- Seek out the intersections and overlaps between platforms that enrich the experience with your brand
- Learn and embrace the new technologies that serve your audience first; internal stakeholders second
- Actively and frequently innovate the ways in which you serve your audience
- Invite audience participation everywhere
The audience is always at the center of everything they do. They are on the phones with their audience every time they are considering a new direction, asking: what are your needs? How is your experience different when you visit our site? How can we create a site that ISN’T something you just visit every few weeks?
For 8020, it’s all about a community-driven platform
8020Media is a company based on the premise of being entirely community-driven. In fact, Mitchell Fox, President and CEO, 8020Media (center) says it is the only company dedicated to online communities that select the content contributed to the magazine. For example, on JPGmag.com, there are immense voting opportunities, comments, contacts and friends. Members select the photos that end up featured in their magazine. When a member photo is selected to be published, they get $100 from 8020 and a 1 year free subscription to JPG magazine. “It’s a real opportunity for average people to get distributed in a gorgeous, nationally distributed magazine,” said Fox.
At 8020, they measure success by profit. They’ve created the obvious revenue stream of advertising and subscription newsstand revenue, but the non-obvious one is “print services” – of the million or so photos online that users can purchase individually—directly from JPG. If you’re the photographer and your photo sells (and if you’ve given JPG the rights), you get a share of the revenue. What 8020 would love, is for certain photographers to get enough traction to be able to sell their main product in a much more successful way. “I would love to see sub-businesses grow out of what JPG is,” said Fox.
More coverage from AMC 2008:
- Google’s Eric Schmidt: The Internet is a Cesspool
- Reshaping the Model for Magazines
- Facebook’s COO: “It’s an open web… this is important for the long run, but difficult for monetization in the short run.”
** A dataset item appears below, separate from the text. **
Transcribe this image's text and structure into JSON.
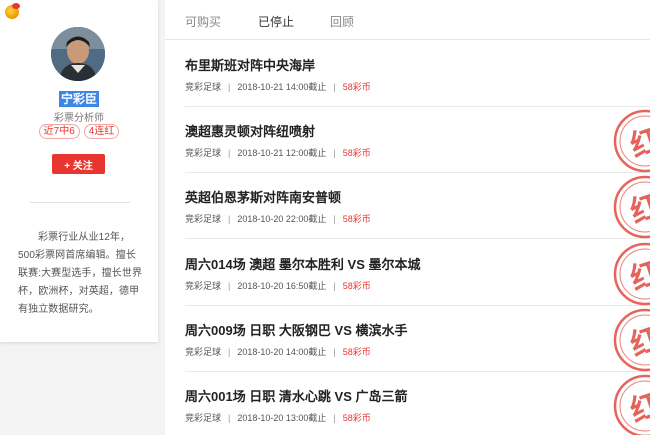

- 4 Tips (and 3 Results) for Setting your Content Free, from TVGuide.com’s Christy Tanner
- 4 Online Publishing Tips from CondeNet’s Editorial Director, Jamie Pallot